What you are asked to do :: If a line of the records contains the word "icon", list it.

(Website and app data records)
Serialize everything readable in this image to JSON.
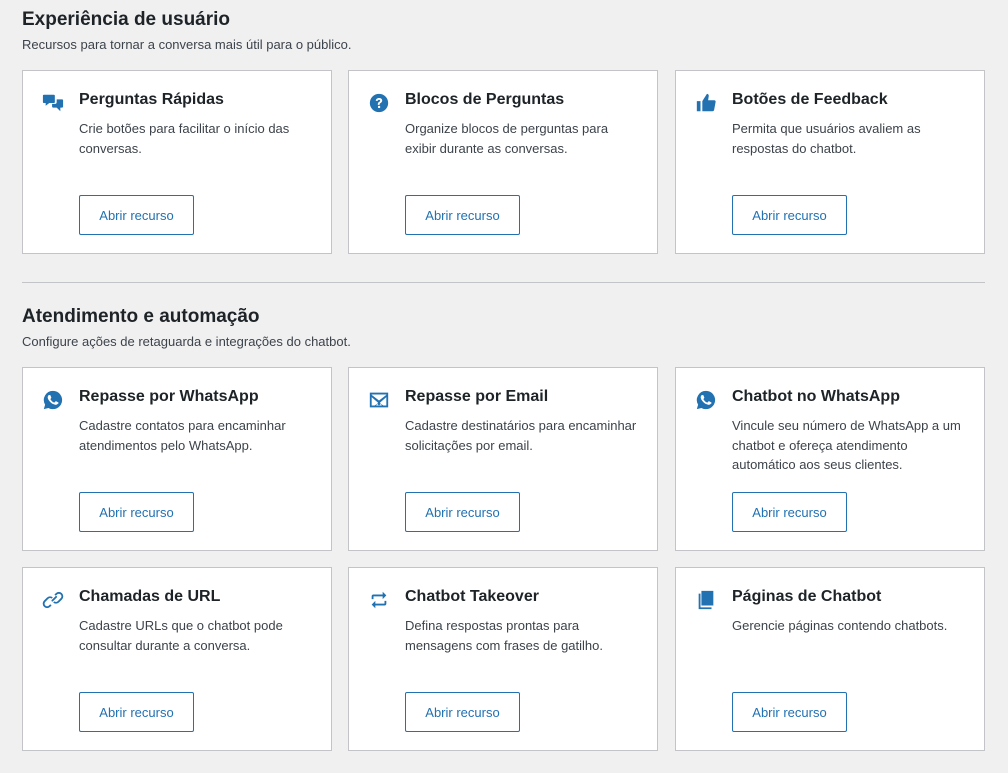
{
  "sections": [
    {
      "title": "Experiência de usuário",
      "description": "Recursos para tornar a conversa mais útil para o público.",
      "cards": [
        {
          "icon": "chat-bubbles-icon",
          "title": "Perguntas Rápidas",
          "description": "Crie botões para facilitar o início das conversas.",
          "button": "Abrir recurso"
        },
        {
          "icon": "question-circle-icon",
          "title": "Blocos de Perguntas",
          "description": "Organize blocos de perguntas para exibir durante as conversas.",
          "button": "Abrir recurso"
        },
        {
          "icon": "thumbs-up-icon",
          "title": "Botões de Feedback",
          "description": "Permita que usuários avaliem as respostas do chatbot.",
          "button": "Abrir recurso"
        }
      ]
    },
    {
      "title": "Atendimento e automação",
      "description": "Configure ações de retaguarda e integrações do chatbot.",
      "cards": [
        {
          "icon": "whatsapp-icon",
          "title": "Repasse por WhatsApp",
          "description": "Cadastre contatos para encaminhar atendimentos pelo WhatsApp.",
          "button": "Abrir recurso"
        },
        {
          "icon": "envelope-icon",
          "title": "Repasse por Email",
          "description": "Cadastre destinatários para encaminhar solicitações por email.",
          "button": "Abrir recurso"
        },
        {
          "icon": "whatsapp-icon",
          "title": "Chatbot no WhatsApp",
          "description": "Vincule seu número de WhatsApp a um chatbot e ofereça atendimento automático aos seus clientes.",
          "button": "Abrir recurso"
        },
        {
          "icon": "link-icon",
          "title": "Chamadas de URL",
          "description": "Cadastre URLs que o chatbot pode consultar durante a conversa.",
          "button": "Abrir recurso"
        },
        {
          "icon": "swap-arrows-icon",
          "title": "Chatbot Takeover",
          "description": "Defina respostas prontas para mensagens com frases de gatilho.",
          "button": "Abrir recurso"
        },
        {
          "icon": "pages-icon",
          "title": "Páginas de Chatbot",
          "description": "Gerencie páginas contendo chatbots.",
          "button": "Abrir recurso"
        }
      ]
    }
  ],
  "colors": {
    "accent": "#2271b1",
    "background": "#f0f0f1",
    "card_border": "#c3c4c7"
  }
}
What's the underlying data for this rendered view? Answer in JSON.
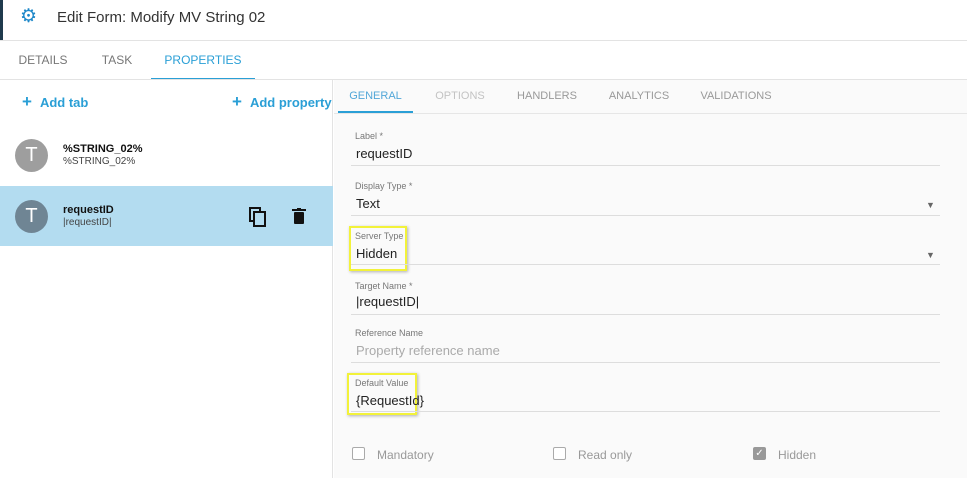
{
  "header": {
    "title": "Edit Form: Modify MV String 02",
    "icon": "gear-icon"
  },
  "tabs": [
    {
      "label": "DETAILS"
    },
    {
      "label": "TASK"
    },
    {
      "label": "PROPERTIES",
      "active": true
    }
  ],
  "left": {
    "add_tab": "Add tab",
    "add_property": "Add property",
    "items": [
      {
        "avatar": "T",
        "name": "%STRING_02%",
        "sub": "%STRING_02%",
        "avatar_color": "#9e9e9e"
      },
      {
        "avatar": "T",
        "name": "requestID",
        "sub": "|requestID|",
        "avatar_color": "#6f8594",
        "selected": true
      }
    ]
  },
  "inner_tabs": [
    {
      "label": "GENERAL"
    },
    {
      "label": "OPTIONS"
    },
    {
      "label": "HANDLERS"
    },
    {
      "label": "ANALYTICS"
    },
    {
      "label": "VALIDATIONS"
    }
  ],
  "fields": {
    "label": {
      "label": "Label *",
      "value": "requestID"
    },
    "display_type": {
      "label": "Display Type *",
      "value": "Text"
    },
    "server_type": {
      "label": "Server Type",
      "value": "Hidden"
    },
    "target_name": {
      "label": "Target Name *",
      "value": "|requestID|"
    },
    "reference_name": {
      "label": "Reference Name",
      "placeholder": "Property reference name"
    },
    "default_value": {
      "label": "Default Value",
      "value": "{RequestId}"
    }
  },
  "checkboxes": [
    {
      "label": "Mandatory",
      "checked": false
    },
    {
      "label": "Read only",
      "checked": false
    },
    {
      "label": "Hidden",
      "checked": true
    }
  ],
  "colors": {
    "accent": "#2a9fd6",
    "selected": "#b3dcf0",
    "highlight": "#f2f23a"
  }
}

Completed task ::
          "icon": "chat-bubbles-icon",
          "icon": "question-circle-icon",
          "icon": "thumbs-up-icon",
          "icon": "whatsapp-icon",
          "icon": "envelope-icon",
          "icon": "whatsapp-icon",
          "icon": "link-icon",
          "icon": "swap-arrows-icon",
          "icon": "pages-icon",
    "icon": "gear-icon"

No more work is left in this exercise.